Winning Back The Middle Class Majority
One Family At A Time
by Senator Chuck Schumer
Rodale Press, 274 pages
The 2006 election was about correcting past mistakes. The electorate, realizing what a boondoggle they had gotten themselves into with Bush's invasion of Iraq and the Republican's moral turpitudes, took it upon themselves to strike back.
You might think, then, that Senator Chuck Schumer, a moderate-to-liberal Democrat ( I joke that he's two strokes away from being the next Ed Koch) who was in charge of the Democratic Senate Campaign Committee, would be proud and happy of that fact.
Not so much. In fact, he sees it as nothing more than an opening. An opening to wrest twenty five years of agenda-making from the Republican party and to re-open a dialogue with the middle class in America. An opening to gain back control of the nation's agenda and to move forward with the world.
The book has two parts: the obligatory semi-biographical information, creating a context for the second part, the actual solutions he proposes to put the Democrats back consistently into the win column. This being Chuck Schumer, a man who is not averse to talking about himself, the first part of the book is more about him and his career than any relevance to what is to come. Some of the vignettes and stories are fascinating to be sure, some "inside baseball" politics from a man who's spent 25 years in Washington, but if he had stayed relevant to the discussion, I suppose he would not have gotten a book advance so much as an advance to write a large pamphlet.
Schumer has spent his political career looking out for "The Baileys," a mythical average American middle class family with two kids, two jobs, a big mortgage and a nice life. He charts how the Baileys were Democrats, then became Republicans and are now at the cusp of choosing their political party for the next generation.
See, the 2006 elections, according to Schumer, were an endorsement of negatives: no more war, no more tax cuts, no more unethical behavior. Prior to 2006, the Republicans had been very successful for a very long time with eight little words: War in Iraq. Cut taxes. No gay marriage.

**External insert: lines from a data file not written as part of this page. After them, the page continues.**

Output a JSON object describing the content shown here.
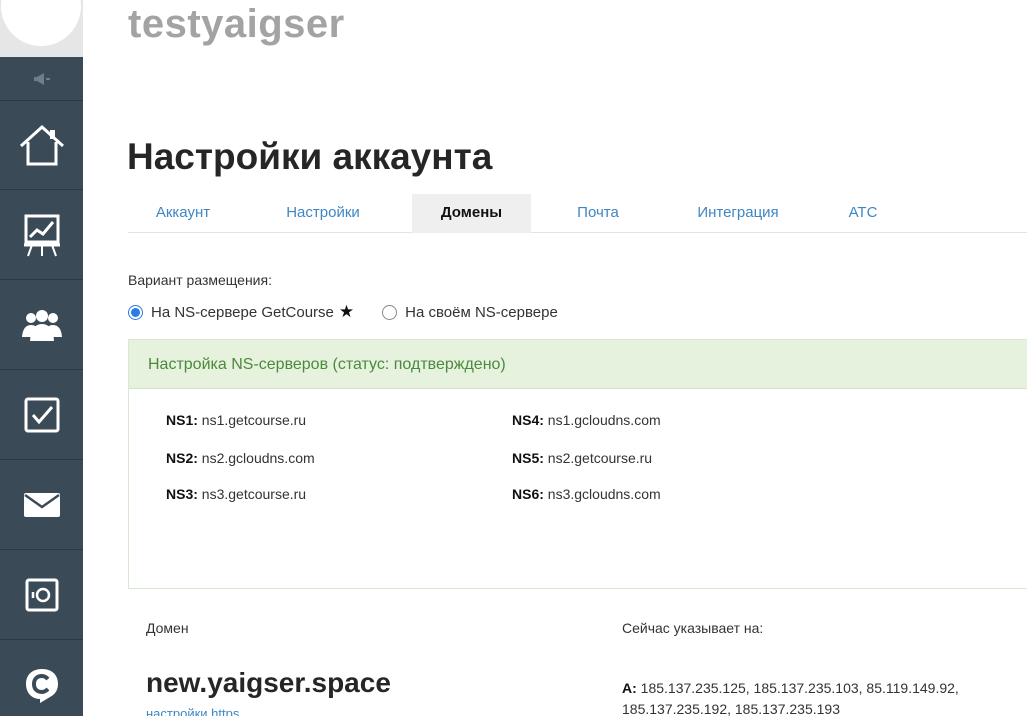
{
  "sidebar": {
    "items": [
      {
        "name": "home",
        "icon": "home-icon"
      },
      {
        "name": "statistics",
        "icon": "chart-board-icon"
      },
      {
        "name": "users",
        "icon": "users-group-icon"
      },
      {
        "name": "tasks",
        "icon": "checkbox-icon"
      },
      {
        "name": "messages",
        "icon": "envelope-icon"
      },
      {
        "name": "safe",
        "icon": "safe-icon"
      },
      {
        "name": "getcourse",
        "icon": "getcourse-logo-icon"
      }
    ],
    "colors": {
      "background": "#3b4a57",
      "divider": "#2c3944",
      "icon": "#ffffff"
    }
  },
  "site": {
    "title": "testyaigser"
  },
  "page": {
    "title": "Настройки аккаунта"
  },
  "tabs": [
    {
      "label": "Аккаунт",
      "active": false
    },
    {
      "label": "Настройки",
      "active": false
    },
    {
      "label": "Домены",
      "active": true
    },
    {
      "label": "Почта",
      "active": false
    },
    {
      "label": "Интеграция",
      "active": false
    },
    {
      "label": "АТС",
      "active": false
    }
  ],
  "placement": {
    "label": "Вариант размещения:",
    "options": [
      {
        "label": "На NS-сервере GetCourse",
        "checked": true,
        "star": "★"
      },
      {
        "label": "На своём NS-сервере",
        "checked": false
      }
    ]
  },
  "ns_panel": {
    "header": "Настройка NS-серверов (статус: подтверждено)",
    "servers": [
      {
        "key": "NS1:",
        "value": "ns1.getcourse.ru"
      },
      {
        "key": "NS2:",
        "value": "ns2.gcloudns.com"
      },
      {
        "key": "NS3:",
        "value": "ns3.getcourse.ru"
      },
      {
        "key": "NS4:",
        "value": "ns1.gcloudns.com"
      },
      {
        "key": "NS5:",
        "value": "ns2.getcourse.ru"
      },
      {
        "key": "NS6:",
        "value": "ns3.gcloudns.com"
      }
    ],
    "colors": {
      "header_bg": "#e6f2dd",
      "header_text": "#4a8a3c"
    }
  },
  "domain": {
    "label": "Домен",
    "points_label": "Сейчас указывает на:",
    "name": "new.yaigser.space",
    "link": "настройки https",
    "records_key": "A:",
    "records_value": "185.137.235.125, 185.137.235.103, 85.119.149.92, 185.137.235.192, 185.137.235.193"
  },
  "colors": {
    "accent": "#3f86c4",
    "radio": "#2a7be4",
    "title_gray": "#a3a3a3"
  }
}
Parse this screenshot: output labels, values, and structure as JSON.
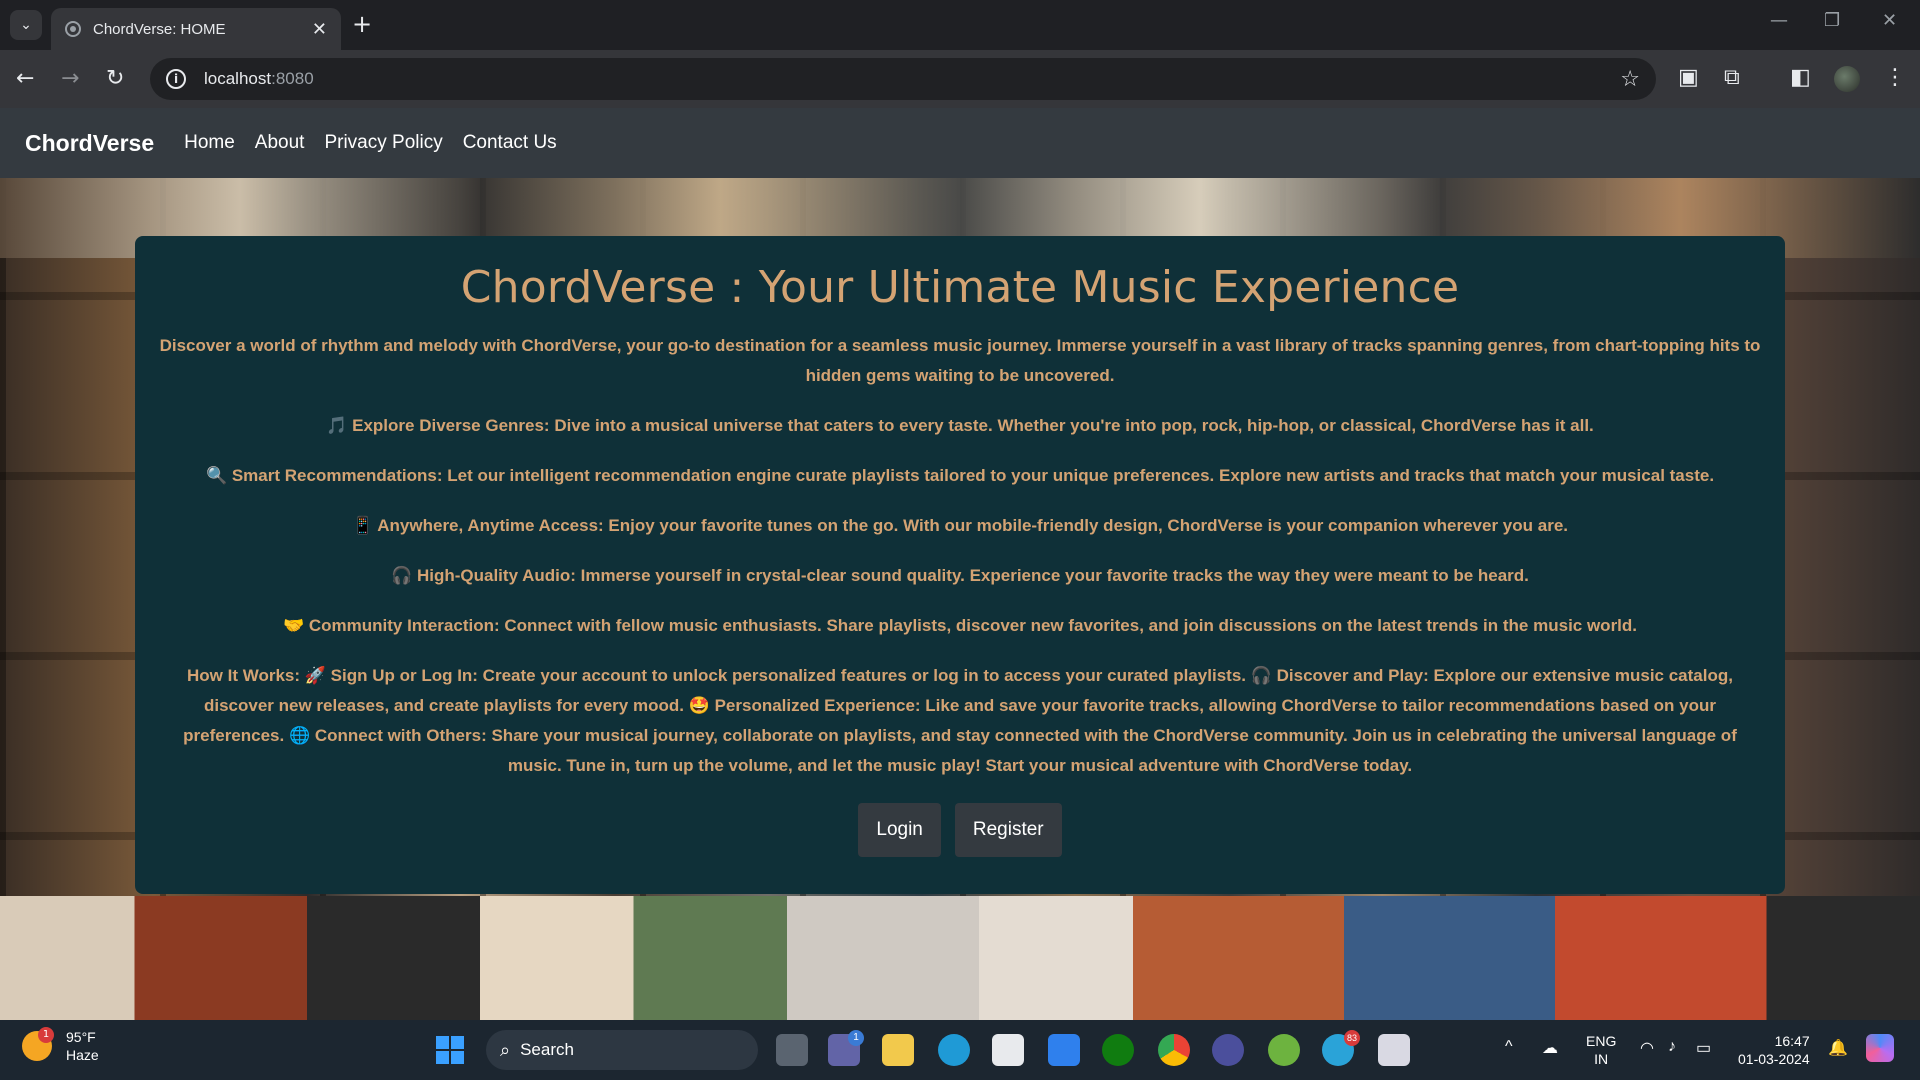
{
  "browser": {
    "tab_title": "ChordVerse: HOME",
    "tab_close": "✕",
    "new_tab": "+",
    "url_host": "localhost",
    "url_port": ":8080"
  },
  "navbar": {
    "brand": "ChordVerse",
    "links": [
      "Home",
      "About",
      "Privacy Policy",
      "Contact Us"
    ]
  },
  "hero": {
    "title": "ChordVerse : Your Ultimate Music Experience",
    "intro": "Discover a world of rhythm and melody with ChordVerse, your go-to destination for a seamless music journey. Immerse yourself in a vast library of tracks spanning genres, from chart-topping hits to hidden gems waiting to be uncovered.",
    "features": [
      {
        "emoji": "🎵",
        "text": "Explore Diverse Genres: Dive into a musical universe that caters to every taste. Whether you're into pop, rock, hip-hop, or classical, ChordVerse has it all."
      },
      {
        "emoji": "🔍",
        "text": "Smart Recommendations: Let our intelligent recommendation engine curate playlists tailored to your unique preferences. Explore new artists and tracks that match your musical taste."
      },
      {
        "emoji": "📱",
        "text": "Anywhere, Anytime Access: Enjoy your favorite tunes on the go. With our mobile-friendly design, ChordVerse is your companion wherever you are."
      },
      {
        "emoji": "🎧",
        "text": "High-Quality Audio: Immerse yourself in crystal-clear sound quality. Experience your favorite tracks the way they were meant to be heard."
      },
      {
        "emoji": "🤝",
        "text": "Community Interaction: Connect with fellow music enthusiasts. Share playlists, discover new favorites, and join discussions on the latest trends in the music world."
      }
    ],
    "how_it_works": "How It Works: 🚀 Sign Up or Log In: Create your account to unlock personalized features or log in to access your curated playlists. 🎧 Discover and Play: Explore our extensive music catalog, discover new releases, and create playlists for every mood. 🤩 Personalized Experience: Like and save your favorite tracks, allowing ChordVerse to tailor recommendations based on your preferences. 🌐 Connect with Others: Share your musical journey, collaborate on playlists, and stay connected with the ChordVerse community. Join us in celebrating the universal language of music. Tune in, turn up the volume, and let the music play! Start your musical adventure with ChordVerse today.",
    "login_label": "Login",
    "register_label": "Register"
  },
  "taskbar": {
    "weather_badge": "1",
    "temperature": "95°F",
    "condition": "Haze",
    "search_label": "Search",
    "lang_line1": "ENG",
    "lang_line2": "IN",
    "time": "16:47",
    "date": "01-03-2024",
    "teams_badge": "1",
    "telegram_badge": "83"
  },
  "colors": {
    "card_bg": "#0f3038",
    "card_text": "#d4a373",
    "navbar_bg": "#343a40"
  }
}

While the issues themselves have shifted over the years, these eight words summed up people's perceptions (incorrect though they were) of the Republican party: strong on security, wanting government out of people's lives, strong moral backgrounds.
One could write a book about those lies, but that's a digression. Combine these values with the overpowering GOP media machine and their willingness to create an atmosphere of fear (think "terror alerts" or "welfare queens" or "gay marriage") and cohesiveness, and you had an unbeatable combination.
One can see his point. Up until the 2006 election, these stances kept people assured and happy. The thing is, those stances eroded over time. People realized that the tax cuts benefitted the wealthy ahead of the middle class, that strength to the GOP meant unwise and foolish choices, and that morality was a double-edged sword.
Too, the Bailey's concerns shifted in tandem with this erosion. Where once they aspired to fewer taxes and smaller government, in this day and age of fast-moving changes and global competition and instantaneous upheavals of outsourcing and job cuts and targeting by terrorists, they actually want government protection and they are willing to pay for it to ensure their futures and their children's futures.
Schumer's solution to these troubles as well as the fears of overtaxation and over-regulation can be summed up as "The Fifty Percent Solution".
- Increase reading scores by 50% while reducing the property taxes that pay...and so on.
for education by 50%. Increase the number of college graduates who can compete
in this economy by 50%.
- Reduce illegal immigration and increase legal immigration by 50%.
- Reduce our dependence on foreign oil by 50%.
- Reduce cancer mortality, childhood obesity, and abortions by
No, this is not a wholly progressive agenda and Schumer addresses that. He believes that by ignoring middle class concerns, by not listening to the Baileys of the country, the Democrats put themselves in danger of not just marginalization, but of extinction. After all, it was only two years ago that they lost seats in the Senate and nearly created a filibuster-proof majority for the Republicans.
Which makes his accomplishments as DSCC chairman that much more impressive.
He gets very specific in his proposals, wonky to an almost-Clintonian level, but always frames the issues and solutions so that the Bailey family can comprehend them. It's a verey interesting read and makes a great companion to Take It Back: Our Party, Our Country, Our Future by James Carville and Paul Begala.